ACTIVITY: Scan the entries that follow and copy out every line containing "this".

[THE DATA Boundary: Start]

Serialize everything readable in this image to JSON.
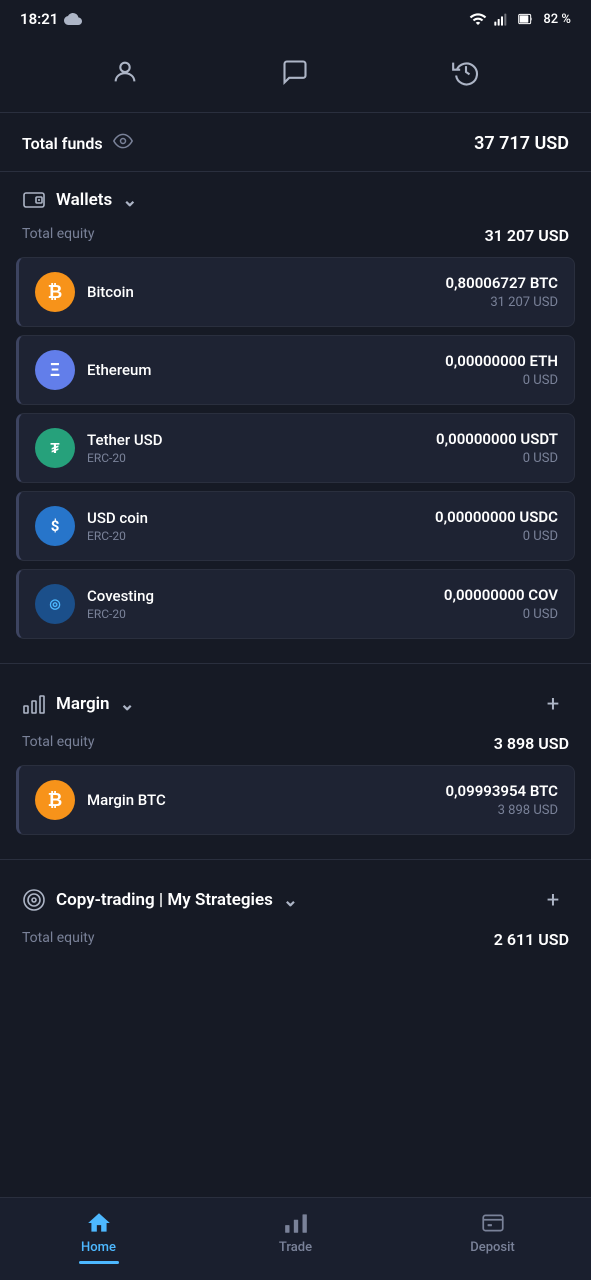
{
  "statusBar": {
    "time": "18:21",
    "battery": "82 %"
  },
  "nav": {
    "profile_icon": "person",
    "chat_icon": "chat",
    "history_icon": "history"
  },
  "totalFunds": {
    "label": "Total funds",
    "amount": "37 717 USD"
  },
  "wallets": {
    "sectionTitle": "Wallets",
    "totalEquityLabel": "Total equity",
    "totalEquityAmount": "31 207 USD",
    "items": [
      {
        "name": "Bitcoin",
        "sub": "",
        "amount": "0,80006727 BTC",
        "usd": "31 207 USD",
        "iconType": "btc",
        "iconSymbol": "₿"
      },
      {
        "name": "Ethereum",
        "sub": "",
        "amount": "0,00000000 ETH",
        "usd": "0 USD",
        "iconType": "eth",
        "iconSymbol": "Ξ"
      },
      {
        "name": "Tether USD",
        "sub": "ERC-20",
        "amount": "0,00000000 USDT",
        "usd": "0 USD",
        "iconType": "usdt",
        "iconSymbol": "₮"
      },
      {
        "name": "USD coin",
        "sub": "ERC-20",
        "amount": "0,00000000 USDC",
        "usd": "0 USD",
        "iconType": "usdc",
        "iconSymbol": "$"
      },
      {
        "name": "Covesting",
        "sub": "ERC-20",
        "amount": "0,00000000 COV",
        "usd": "0 USD",
        "iconType": "cov",
        "iconSymbol": "◎"
      }
    ]
  },
  "margin": {
    "sectionTitle": "Margin",
    "totalEquityLabel": "Total equity",
    "totalEquityAmount": "3 898 USD",
    "items": [
      {
        "name": "Margin BTC",
        "sub": "",
        "amount": "0,09993954 BTC",
        "usd": "3 898 USD",
        "iconType": "margin-btc",
        "iconSymbol": "₿"
      }
    ]
  },
  "copyTrading": {
    "sectionTitle": "Copy-trading | My Strategies",
    "totalEquityLabel": "Total equity",
    "totalEquityAmount": "2 611 USD"
  },
  "bottomNav": {
    "items": [
      {
        "label": "Home",
        "active": true
      },
      {
        "label": "Trade",
        "active": false
      },
      {
        "label": "Deposit",
        "active": false
      }
    ]
  }
}
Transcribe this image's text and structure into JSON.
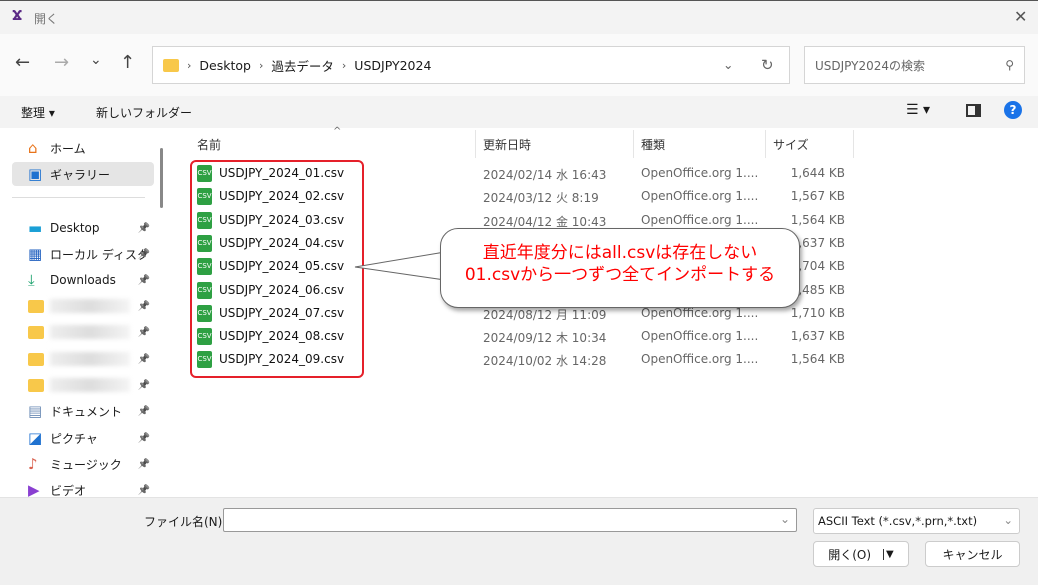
{
  "window": {
    "title": "開く",
    "app_icon": "libreoffice-icon",
    "close_icon": "close-icon"
  },
  "nav": {
    "back": "←",
    "forward": "→",
    "recent": "⌄",
    "up": "↑",
    "refresh": "↻"
  },
  "address": {
    "crumbs": [
      "Desktop",
      "過去データ",
      "USDJPY2024"
    ]
  },
  "search": {
    "placeholder": "USDJPY2024の検索"
  },
  "toolbar": {
    "organize": "整理 ▾",
    "new_folder": "新しいフォルダー"
  },
  "sidebar": {
    "items": [
      {
        "label": "ホーム",
        "icon": "home-icon"
      },
      {
        "label": "ギャラリー",
        "icon": "gallery-icon",
        "selected": true
      },
      {
        "label": "Desktop",
        "icon": "desktop-icon",
        "pinned": true
      },
      {
        "label": "ローカル ディスク",
        "icon": "disk-icon",
        "pinned": true
      },
      {
        "label": "Downloads",
        "icon": "download-icon",
        "pinned": true
      },
      {
        "label": "",
        "icon": "folder-icon",
        "pinned": true
      },
      {
        "label": "",
        "icon": "folder-icon",
        "pinned": true
      },
      {
        "label": "",
        "icon": "folder-icon",
        "pinned": true
      },
      {
        "label": "",
        "icon": "folder-icon",
        "pinned": true
      },
      {
        "label": "ドキュメント",
        "icon": "documents-icon",
        "pinned": true
      },
      {
        "label": "ピクチャ",
        "icon": "pictures-icon",
        "pinned": true
      },
      {
        "label": "ミュージック",
        "icon": "music-icon",
        "pinned": true
      },
      {
        "label": "ビデオ",
        "icon": "video-icon",
        "pinned": true
      }
    ]
  },
  "columns": {
    "name": "名前",
    "date": "更新日時",
    "type": "種類",
    "size": "サイズ"
  },
  "files": [
    {
      "name": "USDJPY_2024_01.csv",
      "date": "2024/02/14 水 16:43",
      "type": "OpenOffice.org 1....",
      "size": "1,644 KB"
    },
    {
      "name": "USDJPY_2024_02.csv",
      "date": "2024/03/12 火 8:19",
      "type": "OpenOffice.org 1....",
      "size": "1,567 KB"
    },
    {
      "name": "USDJPY_2024_03.csv",
      "date": "2024/04/12 金 10:43",
      "type": "OpenOffice.org 1....",
      "size": "1,564 KB"
    },
    {
      "name": "USDJPY_2024_04.csv",
      "date": "",
      "type": "",
      "size": "1,637 KB"
    },
    {
      "name": "USDJPY_2024_05.csv",
      "date": "",
      "type": "",
      "size": "1,704 KB"
    },
    {
      "name": "USDJPY_2024_06.csv",
      "date": "",
      "type": "",
      "size": "1,485 KB"
    },
    {
      "name": "USDJPY_2024_07.csv",
      "date": "2024/08/12 月 11:09",
      "type": "OpenOffice.org 1....",
      "size": "1,710 KB"
    },
    {
      "name": "USDJPY_2024_08.csv",
      "date": "2024/09/12 木 10:34",
      "type": "OpenOffice.org 1....",
      "size": "1,637 KB"
    },
    {
      "name": "USDJPY_2024_09.csv",
      "date": "2024/10/02 水 14:28",
      "type": "OpenOffice.org 1....",
      "size": "1,564 KB"
    }
  ],
  "callout": {
    "line1": "直近年度分にはall.csvは存在しない",
    "line2": "01.csvから一つずつ全てインポートする",
    "color": "#ff0000"
  },
  "bottom": {
    "filename_label": "ファイル名(N):",
    "filename_value": "",
    "filter": "ASCII Text (*.csv,*.prn,*.txt)",
    "open": "開く(O)",
    "cancel": "キャンセル"
  }
}
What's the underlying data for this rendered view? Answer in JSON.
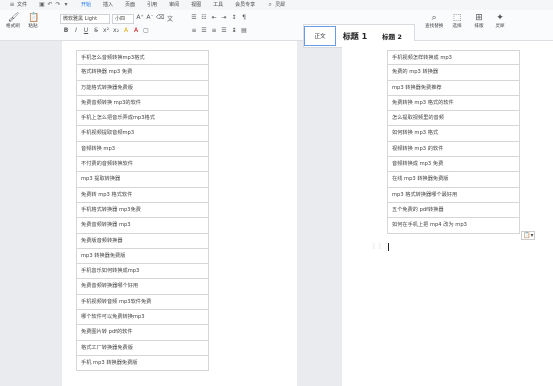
{
  "menubar": {
    "items": [
      {
        "label": "文件",
        "name": "menu-file"
      },
      {
        "label": "",
        "name": "menu-undo"
      },
      {
        "label": "开始",
        "name": "menu-home"
      },
      {
        "label": "插入",
        "name": "menu-insert"
      },
      {
        "label": "页面",
        "name": "menu-page"
      },
      {
        "label": "引用",
        "name": "menu-reference"
      },
      {
        "label": "审阅",
        "name": "menu-review"
      },
      {
        "label": "视图",
        "name": "menu-view"
      },
      {
        "label": "工具",
        "name": "menu-tools"
      },
      {
        "label": "会员专享",
        "name": "menu-member"
      }
    ],
    "search_label": "灵犀",
    "active_index": 2
  },
  "ribbon": {
    "format_brush": "格式刷",
    "paste": "粘贴",
    "font_name": "微软雅黑 Light",
    "font_size": "小四",
    "styles": [
      {
        "label": "正文"
      },
      {
        "label": "标题 1"
      },
      {
        "label": "标题 2"
      }
    ],
    "find_replace": "查找替换",
    "select": "选择",
    "layout": "排版",
    "ai": "灵犀"
  },
  "left_table": [
    "手机怎么音频转换mp3格式",
    "格式转换器 mp3 免费",
    "万能格式转换器免费版",
    "免费音频转换 mp3的软件",
    "手机上怎么把音乐弄成mp3格式",
    "手机视频提取音频mp3",
    "音频转换 mp3",
    "不付费的音频转换软件",
    "mp3 提取转换器",
    "免费转 mp3 格式软件",
    "手机格式转换器 mp3免费",
    "免费音频转换器 mp3",
    "免费版音频转换器",
    "mp3 转换器免费版",
    "手机音乐如何转换成mp3",
    "免费音频转换器哪个好用",
    "手机视频转音频 mp3软件免费",
    "哪个软件可以免费转换mp3",
    "免费图片转 pdf的软件",
    "格式工厂转换器免费版",
    "手机 mp3 转换器免费版"
  ],
  "right_table": [
    "手机视频怎样转换成 mp3",
    "免费的 mp3 转换器",
    "mp3 转换器免费推荐",
    "免费转换 mp3 格式的软件",
    "怎么提取视频里的音频",
    "如何转换 mp3 格式",
    "视频转换 mp3 的软件",
    "音频转换成 mp3 免费",
    "在线 mp3 转换器免费版",
    "mp3 格式转换器哪个最好用",
    "五个免费的 pdf转换器",
    "如何在手机上把 mp4 改为 mp3"
  ]
}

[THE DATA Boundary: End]

SOLUTION:
Serialize everything readable in this image to JSON.
Transcribe this image's text and structure into JSON.
What's the underlying data for this rendered view? Answer in JSON.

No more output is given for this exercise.